» **Given records**:

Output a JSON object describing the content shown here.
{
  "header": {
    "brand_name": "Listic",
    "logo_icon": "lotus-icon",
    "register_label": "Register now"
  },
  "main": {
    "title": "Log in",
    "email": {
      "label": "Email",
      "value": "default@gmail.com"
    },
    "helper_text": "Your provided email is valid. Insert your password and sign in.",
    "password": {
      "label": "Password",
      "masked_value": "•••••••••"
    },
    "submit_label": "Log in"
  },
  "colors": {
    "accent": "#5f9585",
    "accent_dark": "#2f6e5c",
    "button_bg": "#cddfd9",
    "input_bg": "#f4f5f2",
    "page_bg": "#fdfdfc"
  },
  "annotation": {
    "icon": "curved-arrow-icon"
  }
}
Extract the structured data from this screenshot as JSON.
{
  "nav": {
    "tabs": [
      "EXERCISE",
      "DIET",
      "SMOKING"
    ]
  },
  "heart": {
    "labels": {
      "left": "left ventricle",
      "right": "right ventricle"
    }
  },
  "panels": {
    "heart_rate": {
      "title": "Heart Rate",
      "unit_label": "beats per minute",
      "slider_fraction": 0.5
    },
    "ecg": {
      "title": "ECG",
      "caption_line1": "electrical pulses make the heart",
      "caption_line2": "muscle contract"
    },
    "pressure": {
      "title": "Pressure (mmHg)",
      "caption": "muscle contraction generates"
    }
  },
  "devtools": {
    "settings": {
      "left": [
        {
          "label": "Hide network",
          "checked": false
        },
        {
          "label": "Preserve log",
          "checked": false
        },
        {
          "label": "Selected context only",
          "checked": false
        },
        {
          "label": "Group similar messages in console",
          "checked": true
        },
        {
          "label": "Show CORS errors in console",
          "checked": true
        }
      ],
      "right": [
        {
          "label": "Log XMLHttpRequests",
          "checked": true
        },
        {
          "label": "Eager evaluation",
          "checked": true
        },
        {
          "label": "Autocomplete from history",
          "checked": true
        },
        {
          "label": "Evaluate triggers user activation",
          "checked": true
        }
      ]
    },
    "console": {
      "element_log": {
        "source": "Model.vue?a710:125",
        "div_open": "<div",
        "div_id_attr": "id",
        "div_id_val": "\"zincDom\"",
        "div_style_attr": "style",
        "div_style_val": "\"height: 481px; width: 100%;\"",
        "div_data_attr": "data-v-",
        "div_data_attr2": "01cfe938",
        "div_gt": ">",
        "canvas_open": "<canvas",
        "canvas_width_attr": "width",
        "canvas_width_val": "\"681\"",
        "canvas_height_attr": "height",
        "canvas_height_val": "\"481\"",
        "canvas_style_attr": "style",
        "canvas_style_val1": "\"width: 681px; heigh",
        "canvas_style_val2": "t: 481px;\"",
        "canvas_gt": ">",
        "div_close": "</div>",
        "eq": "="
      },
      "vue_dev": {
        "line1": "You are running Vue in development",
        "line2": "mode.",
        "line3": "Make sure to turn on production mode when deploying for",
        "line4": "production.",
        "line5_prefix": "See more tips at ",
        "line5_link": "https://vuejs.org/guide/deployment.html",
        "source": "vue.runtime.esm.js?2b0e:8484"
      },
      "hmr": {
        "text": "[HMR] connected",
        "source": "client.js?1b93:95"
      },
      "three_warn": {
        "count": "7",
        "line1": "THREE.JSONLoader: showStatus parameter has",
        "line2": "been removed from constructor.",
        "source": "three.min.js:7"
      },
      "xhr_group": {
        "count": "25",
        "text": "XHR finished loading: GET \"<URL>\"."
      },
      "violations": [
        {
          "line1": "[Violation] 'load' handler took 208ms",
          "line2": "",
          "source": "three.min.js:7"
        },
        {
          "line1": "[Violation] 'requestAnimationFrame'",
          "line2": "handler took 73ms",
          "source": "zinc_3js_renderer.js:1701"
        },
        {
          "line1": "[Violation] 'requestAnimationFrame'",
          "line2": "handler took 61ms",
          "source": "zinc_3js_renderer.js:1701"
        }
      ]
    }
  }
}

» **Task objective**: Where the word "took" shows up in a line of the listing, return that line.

» **Exercise solution**:
          "line1": "[Violation] 'load' handler took 208ms",
          "line2": "handler took 73ms",
          "line2": "handler took 61ms",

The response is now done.